(Items from an interface collection)

◆ ◆ ◆ ◆

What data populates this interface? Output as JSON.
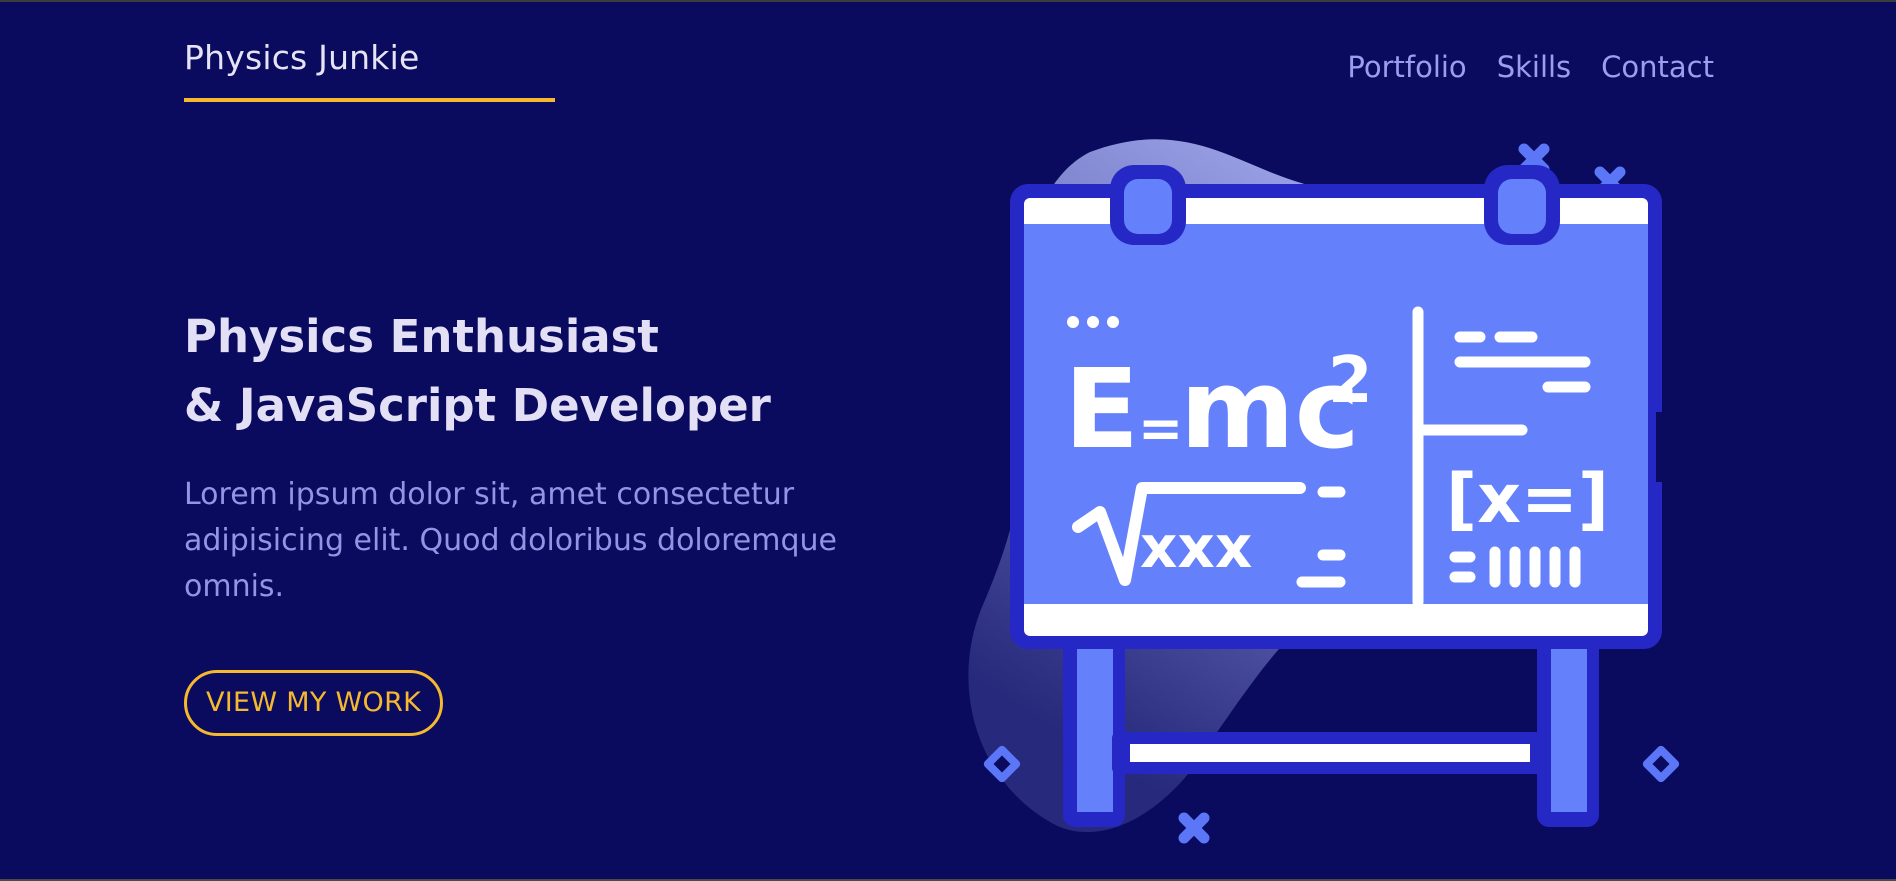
{
  "brand": {
    "name": "Physics Junkie"
  },
  "nav": {
    "items": [
      {
        "label": "Portfolio"
      },
      {
        "label": "Skills"
      },
      {
        "label": "Contact"
      }
    ]
  },
  "hero": {
    "headline_line1": "Physics Enthusiast",
    "headline_line2": "& JavaScript Developer",
    "description": "Lorem ipsum dolor sit, amet consectetur adipisicing elit. Quod doloribus doloremque omnis.",
    "cta_label": "VIEW MY WORK"
  },
  "illustration": {
    "formula_base": "E",
    "formula_eq": "=",
    "formula_rest": "mc",
    "formula_exp": "2",
    "root_content": "xxx",
    "bracket_content": "[x=]"
  },
  "colors": {
    "background": "#0a0b5e",
    "accent": "#f5b82e",
    "board": "#6480fb",
    "board_border": "#2528c4"
  }
}
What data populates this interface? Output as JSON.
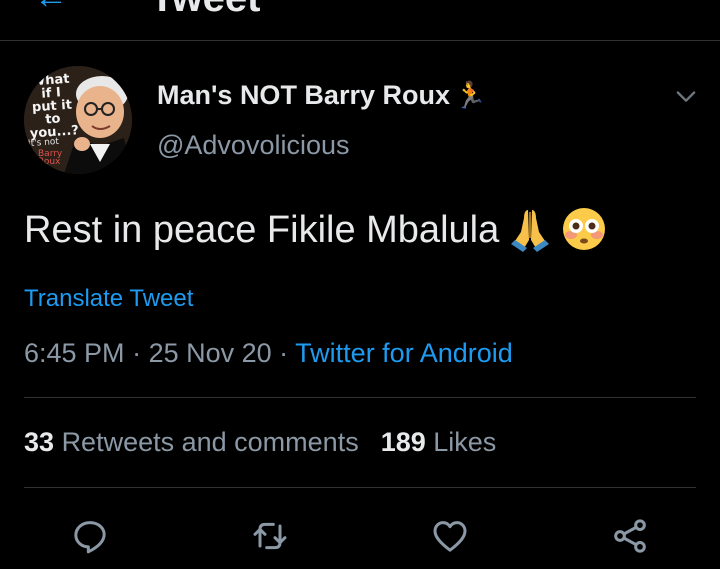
{
  "header": {
    "title": "Tweet",
    "back_icon": "back-arrow-icon"
  },
  "author": {
    "display_name": "Man's NOT Barry Roux",
    "name_emoji": "🏃",
    "handle": "@Advovolicious",
    "avatar": {
      "caption": "What if I put it to you...?",
      "small_text": "It's not",
      "red_text": "Barry Roux"
    }
  },
  "tweet": {
    "text": "Rest in peace Fikile Mbalula",
    "emojis": [
      "pray-icon",
      "flushed-face-icon"
    ],
    "translate_label": "Translate Tweet",
    "time": "6:45 PM",
    "separator": " · ",
    "date": "25 Nov 20",
    "source": "Twitter for Android"
  },
  "stats": {
    "retweets_count": "33",
    "retweets_label": "Retweets and comments",
    "likes_count": "189",
    "likes_label": "Likes"
  },
  "actions": [
    {
      "name": "reply",
      "icon": "reply-icon"
    },
    {
      "name": "retweet",
      "icon": "retweet-icon"
    },
    {
      "name": "like",
      "icon": "heart-icon"
    },
    {
      "name": "share",
      "icon": "share-icon"
    }
  ],
  "colors": {
    "background": "#000000",
    "text": "#e7e9ea",
    "secondary": "#8b98a5",
    "accent": "#1d9bf0",
    "divider": "#2f3336"
  }
}
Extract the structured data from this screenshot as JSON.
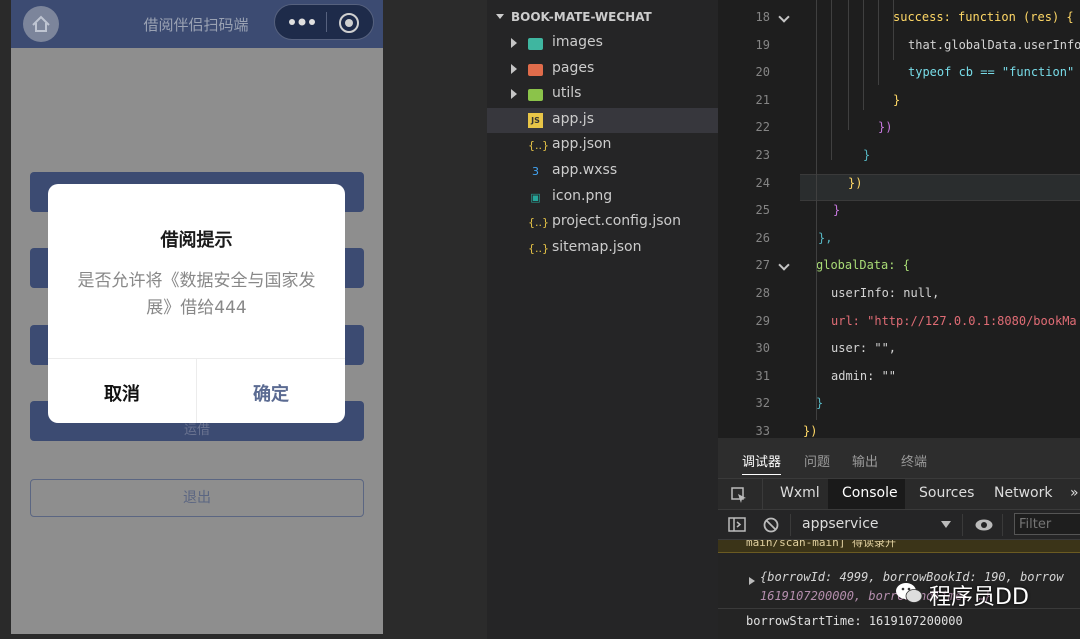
{
  "simulator": {
    "nav_title": "借阅伴侣扫码端",
    "logout_label": "退出",
    "fourth_button_partial": "运借",
    "dialog": {
      "title": "借阅提示",
      "body": "是否允许将《数据安全与国家发展》借给444",
      "cancel": "取消",
      "confirm": "确定"
    }
  },
  "explorer": {
    "project": "BOOK-MATE-WECHAT",
    "items": [
      {
        "label": "images",
        "type": "folder",
        "icon": "folder-images-icon",
        "color": "#3fb6a0"
      },
      {
        "label": "pages",
        "type": "folder",
        "icon": "folder-pages-icon",
        "color": "#e06c4b"
      },
      {
        "label": "utils",
        "type": "folder",
        "icon": "folder-utils-icon",
        "color": "#8bc34a"
      },
      {
        "label": "app.js",
        "type": "file",
        "icon": "js-file-icon",
        "glyph": "JS",
        "color": "#e8c547"
      },
      {
        "label": "app.json",
        "type": "file",
        "icon": "json-file-icon",
        "glyph": "{..}",
        "color": "#e8c547"
      },
      {
        "label": "app.wxss",
        "type": "file",
        "icon": "css-file-icon",
        "glyph": "3",
        "color": "#42a5f5"
      },
      {
        "label": "icon.png",
        "type": "file",
        "icon": "image-file-icon",
        "glyph": "▣",
        "color": "#26a69a"
      },
      {
        "label": "project.config.json",
        "type": "file",
        "icon": "json-file-icon",
        "glyph": "{..}",
        "color": "#e8c547"
      },
      {
        "label": "sitemap.json",
        "type": "file",
        "icon": "json-file-icon",
        "glyph": "{..}",
        "color": "#e8c547"
      }
    ]
  },
  "editor": {
    "lines": [
      {
        "n": "18",
        "text": "success: function (res) {",
        "fold": true
      },
      {
        "n": "19",
        "text": "that.globalData.userInfo"
      },
      {
        "n": "20",
        "text": "typeof cb == \"function\""
      },
      {
        "n": "21",
        "text": "}"
      },
      {
        "n": "22",
        "text": "})"
      },
      {
        "n": "23",
        "text": "}"
      },
      {
        "n": "24",
        "text": "})"
      },
      {
        "n": "25",
        "text": "}"
      },
      {
        "n": "26",
        "text": "},"
      },
      {
        "n": "27",
        "text": "globalData: {",
        "fold": true
      },
      {
        "n": "28",
        "text": "userInfo: null,"
      },
      {
        "n": "29",
        "text": "url: \"http://127.0.0.1:8080/bookMa"
      },
      {
        "n": "30",
        "text": "user: \"\","
      },
      {
        "n": "31",
        "text": "admin: \"\""
      },
      {
        "n": "32",
        "text": "}"
      },
      {
        "n": "33",
        "text": "})"
      }
    ]
  },
  "panel": {
    "tabs": [
      "调试器",
      "问题",
      "输出",
      "终端"
    ],
    "devtools_tabs": [
      "Wxml",
      "Console",
      "Sources",
      "Network",
      "»"
    ],
    "context": "appservice",
    "filter_placeholder": "Filter",
    "console": {
      "top_partial": "main/scan-main] 得读录开",
      "object_line1": "{borrowId: 4999, borrowBookId: 190, borrow",
      "object_line2": "1619107200000, borrowEndTime: …}",
      "time_line": "borrowStartTime: 1619107200000"
    }
  },
  "watermark": {
    "text": "程序员DD"
  }
}
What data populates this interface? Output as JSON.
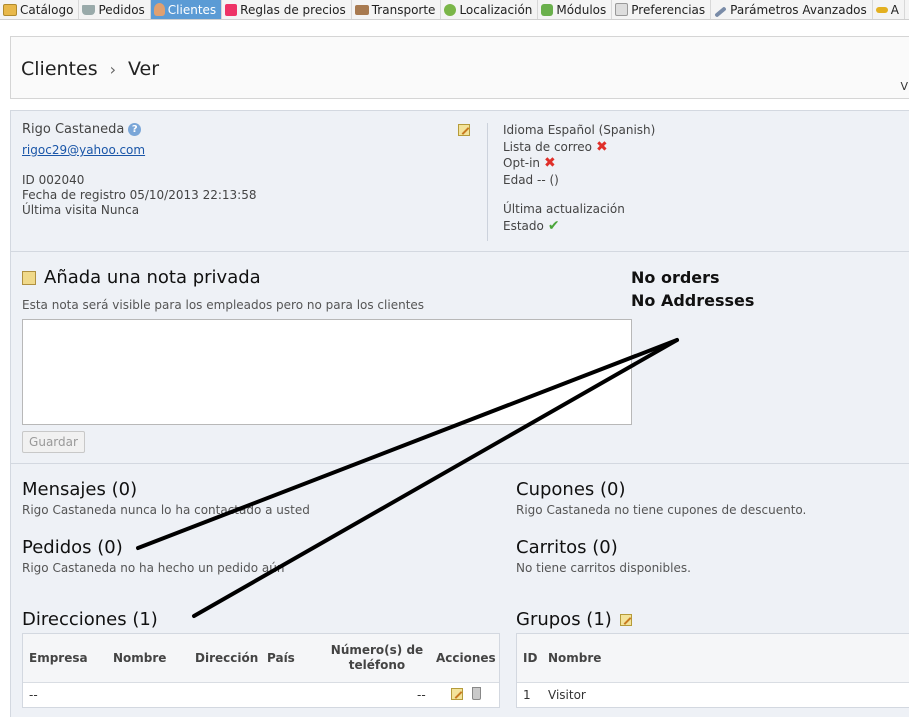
{
  "nav": {
    "tabs": [
      {
        "label": "Catálogo",
        "icon": "folder-icon"
      },
      {
        "label": "Pedidos",
        "icon": "cart-icon"
      },
      {
        "label": "Clientes",
        "icon": "customer-icon"
      },
      {
        "label": "Reglas de precios",
        "icon": "price-tag-icon"
      },
      {
        "label": "Transporte",
        "icon": "truck-icon"
      },
      {
        "label": "Localización",
        "icon": "globe-icon"
      },
      {
        "label": "Módulos",
        "icon": "puzzle-icon"
      },
      {
        "label": "Preferencias",
        "icon": "preferences-icon"
      },
      {
        "label": "Parámetros Avanzados",
        "icon": "wrench-icon"
      },
      {
        "label": "A",
        "icon": "key-icon"
      }
    ],
    "active_tab": "Clientes"
  },
  "header": {
    "breadcrumb_parent": "Clientes",
    "breadcrumb_separator": "›",
    "breadcrumb_current": "Ver",
    "right_fragment": "V"
  },
  "customer": {
    "name": "Rigo Castaneda",
    "email": "rigoc29@yahoo.com",
    "id_line": "ID 002040",
    "registered_line": "Fecha de registro 05/10/2013 22:13:58",
    "last_visit_line": "Última visita Nunca",
    "language_line": "Idioma Español (Spanish)",
    "newsletter_label": "Lista de correo",
    "optin_label": "Opt-in",
    "age_line": "Edad -- ()",
    "last_update_label": "Última actualización",
    "status_label": "Estado"
  },
  "note": {
    "title": "Añada una nota privada",
    "subtitle": "Esta nota será visible para los empleados pero no para los clientes",
    "value": "",
    "save_label": "Guardar"
  },
  "annotations": {
    "no_orders": "No orders",
    "no_addresses": "No Addresses"
  },
  "messages": {
    "title": "Mensajes (0)",
    "subtitle": "Rigo Castaneda nunca lo ha contactado a usted"
  },
  "orders": {
    "title": "Pedidos (0)",
    "subtitle": "Rigo Castaneda no ha hecho un pedido aún"
  },
  "vouchers": {
    "title": "Cupones (0)",
    "subtitle": "Rigo Castaneda no tiene cupones de descuento."
  },
  "carts": {
    "title": "Carritos (0)",
    "subtitle": "No tiene carritos disponibles."
  },
  "addresses": {
    "title": "Direcciones (1)",
    "columns": {
      "company": "Empresa",
      "name": "Nombre",
      "address": "Dirección",
      "country": "País",
      "phone_line1": "Número(s) de",
      "phone_line2": "teléfono",
      "actions": "Acciones"
    },
    "row": {
      "company": "--",
      "phone": "--"
    }
  },
  "groups": {
    "title": "Grupos (1)",
    "columns": {
      "id": "ID",
      "name": "Nombre"
    },
    "row": {
      "id": "1",
      "name": "Visitor"
    }
  },
  "colors": {
    "active_tab": "#5b9bd5",
    "panel_bg": "#eef1f6",
    "link": "#1a56a8",
    "cross": "#e0302a",
    "check": "#4aa53a",
    "annotation_stroke": "#000000"
  }
}
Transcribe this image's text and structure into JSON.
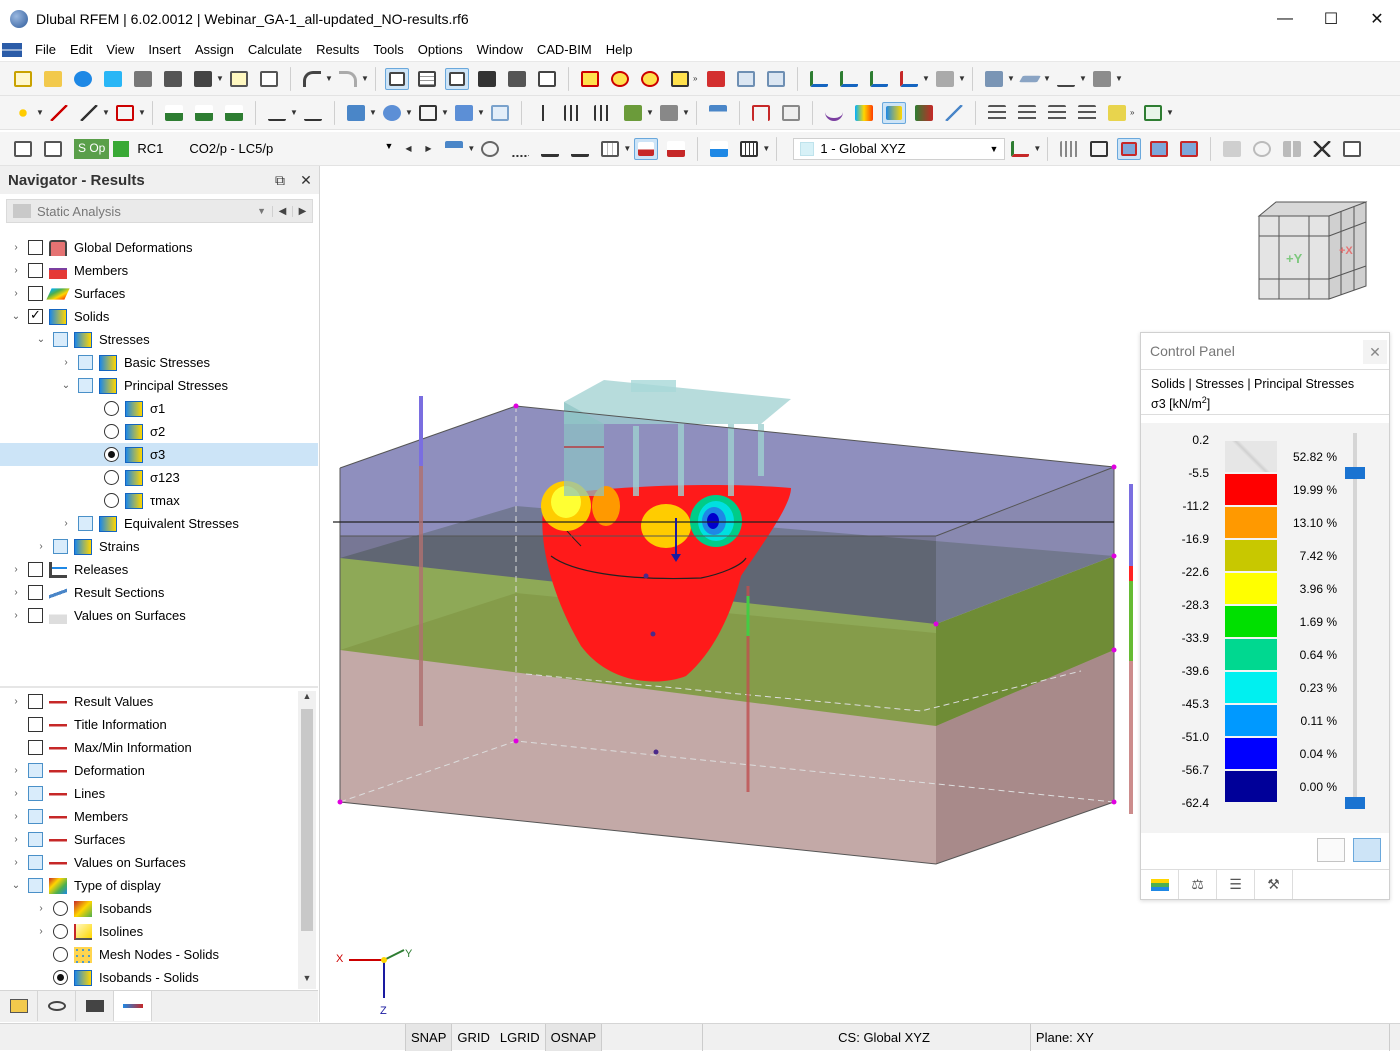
{
  "window": {
    "title": "Dlubal RFEM | 6.02.0012 | Webinar_GA-1_all-updated_NO-results.rf6",
    "minimize": "—",
    "maximize": "☐",
    "close": "✕"
  },
  "menu": [
    "File",
    "Edit",
    "View",
    "Insert",
    "Assign",
    "Calculate",
    "Results",
    "Tools",
    "Options",
    "Window",
    "CAD-BIM",
    "Help"
  ],
  "toolbar3": {
    "load_tag": "S Op",
    "result_combo": "RC1",
    "load_case": "CO2/p - LC5/p",
    "coordinate_system": "1 - Global XYZ"
  },
  "navigator": {
    "title": "Navigator - Results",
    "analysis_combo": "Static Analysis",
    "tree": [
      {
        "label": "Global Deformations"
      },
      {
        "label": "Members"
      },
      {
        "label": "Surfaces"
      },
      {
        "label": "Solids"
      },
      {
        "label": "Stresses"
      },
      {
        "label": "Basic Stresses"
      },
      {
        "label": "Principal Stresses"
      },
      {
        "label": "σ1"
      },
      {
        "label": "σ2"
      },
      {
        "label": "σ3"
      },
      {
        "label": "σ123"
      },
      {
        "label": "τmax"
      },
      {
        "label": "Equivalent Stresses"
      },
      {
        "label": "Strains"
      },
      {
        "label": "Releases"
      },
      {
        "label": "Result Sections"
      },
      {
        "label": "Values on Surfaces"
      }
    ],
    "display_tree": [
      {
        "label": "Result Values"
      },
      {
        "label": "Title Information"
      },
      {
        "label": "Max/Min Information"
      },
      {
        "label": "Deformation"
      },
      {
        "label": "Lines"
      },
      {
        "label": "Members"
      },
      {
        "label": "Surfaces"
      },
      {
        "label": "Values on Surfaces"
      },
      {
        "label": "Type of display"
      },
      {
        "label": "Isobands"
      },
      {
        "label": "Isolines"
      },
      {
        "label": "Mesh Nodes - Solids"
      },
      {
        "label": "Isobands - Solids"
      }
    ]
  },
  "control_panel": {
    "title": "Control Panel",
    "subtitle": "Solids | Stresses | Principal Stresses",
    "quantity": "σ3 [kN/m",
    "quantity_sup": "2",
    "quantity_end": "]",
    "legend_values": [
      "0.2",
      "-5.5",
      "-11.2",
      "-16.9",
      "-22.6",
      "-28.3",
      "-33.9",
      "-39.6",
      "-45.3",
      "-51.0",
      "-56.7",
      "-62.4"
    ],
    "legend_percent": [
      "52.82 %",
      "19.99 %",
      "13.10 %",
      "7.42 %",
      "3.96 %",
      "1.69 %",
      "0.64 %",
      "0.23 %",
      "0.11 %",
      "0.04 %",
      "0.00 %"
    ],
    "legend_colors": [
      "#e2e2e2",
      "#ff0000",
      "#ff9900",
      "#c8c800",
      "#ffff00",
      "#00e000",
      "#00d890",
      "#00f0f0",
      "#0099ff",
      "#0000ff",
      "#000099"
    ]
  },
  "axes": {
    "x": "X",
    "y": "Y",
    "z": "Z"
  },
  "view_cube": {
    "y_label": "+Y",
    "x_label": "+X"
  },
  "statusbar": {
    "snap": "SNAP",
    "grid": "GRID",
    "lgrid": "LGRID",
    "osnap": "OSNAP",
    "cs": "CS: Global XYZ",
    "plane": "Plane: XY"
  }
}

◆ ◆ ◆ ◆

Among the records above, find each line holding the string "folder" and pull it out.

* **RESULT FOR THIS TASK**:
        "type": "folder",
        "icon": "folder-images-icon",
        "type": "folder",
        "icon": "folder-pages-icon",
        "type": "folder",
        "icon": "folder-utils-icon",
        "icon": "folder-icon"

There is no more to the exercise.